Businesses rightfully have an interest in protecting their bottom lines. Many of them have calculated that some hodgepodge of green policies is inevitable and that their interests will be best served by trying to influence how Congress creates those policies. The best way to do that will be to position themselves as supporters of the legislation and then to provide helpful suggestions on how to “improve” it. Representatives from the oil, coal, gas, wind, and solar industries, among others, have a stake in the game one way or another—either to stave off harmful legislation or to ensure that legislation is favorable to their business.
This process, known as rent-seeking (because it causes businesses to lobby for rules in their favor at the expense of others), is bad economics and bad for the consumer. Not only is there an opportunity cost to lobbying (business resources spent on lobbying could be spent elsewhere); politics governed by special interests typically worsens conditions for the consumer. Consumers are the ones who bear the costs of these government policies; meanwhile, industry receives a seemingly free windfall. The more that government becomes involved in energy decisions, the more money will be used for special interest politicking. As founding father Ben Franklin said, “When the people find that they can vote themselves money, that will herald the end of the republic.”
Congressional Action Required
Congress has spent years and billions of dollars building policy around an alleged scientific consensus, and is on a path to spend billions more as well as implement policies that would significantly reduce this country’s economic potential. Congress should instead focus on the following measures to prevent more unnecessary economic damage and promote sound energy policy that would create jobs and increase energy supply:
- Refrain from Legislating for the Purpose of Reducing GHGs. Congress should not pursue policies, such as cap and trade, a renewable electricity standard, or subsidies for “clean energy” as long as grave scientific disputes remain. Even if a scientific consensus emerges, Congress should still refrain from taking any action unless the economic cost of climate change mitigation justifies any benefits.
- Prohibit EPA Regulations. Congress should rein in the EPA’s regulatory authority by amending the Clean Air Act to exclude carbon dioxide and other greenhouse gases from coming under the EPA’s purview.
- Focus Energy Policy on Energy, not GHGs. Instead of artificially propping up certain energy sources with subsidies and mandates based on a false scientific consensus, Congress should focus on creating a regulatory and legal framework for all energy policies to succeed or fail on their own merit by removing subsidies and reducing regulatory red tape that prevents the development of all energy sources.
Uncertain Science, Certain Cost

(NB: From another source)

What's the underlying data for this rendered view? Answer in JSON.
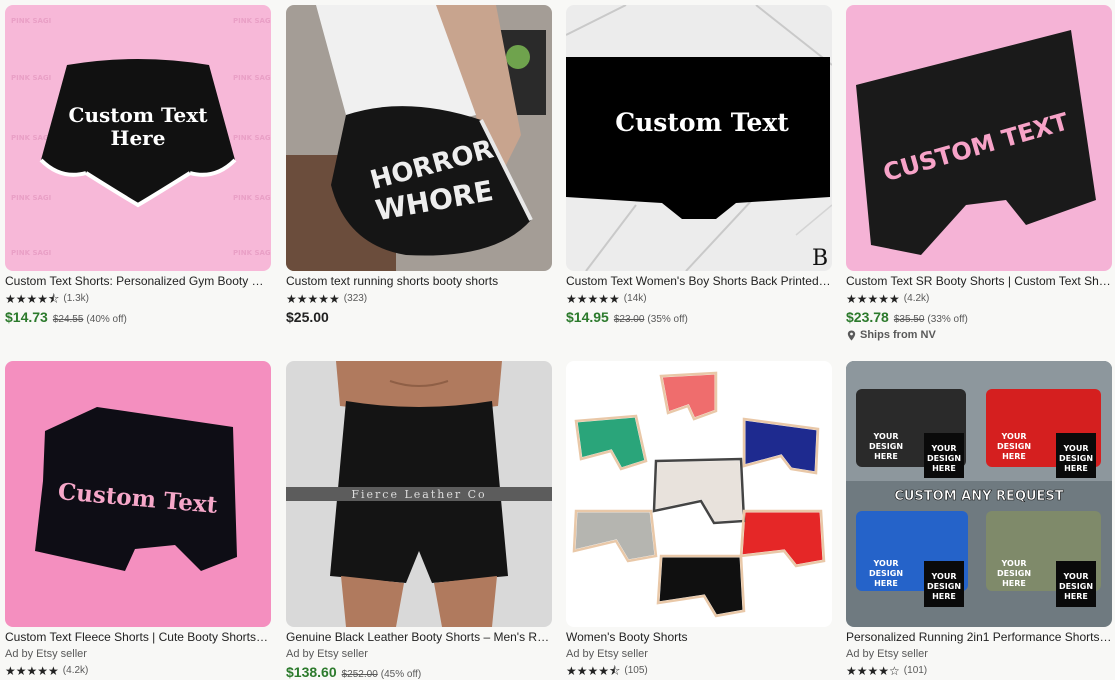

If the scientific consensus behind global warming is crumbling, so, too, should the economically harmful policies that stem from it. When asked about the scientific consensus on climate change, Phil Jones, former climate-research director at the University of East Anglia, said, “I don’t believe the vast majority of climate scientists think this. This is not my view. There is still much that needs to be undertaken to reduce uncertainties, not just for the future, but for the instrumental (and especially the paleoclimatic) past as well.” If the vast majority of climatologists do not believe that the debate on climate change is over, politicians should not be pushing for greenhouse gas reduction policies that not only have significant economic costs, but will also deeply alter the business landscape of the United States.
—Nicolas D. Loris is a Research Associate in the Thomas A. Roe Institute for Economic Policy Studies at The Heritage Foundation.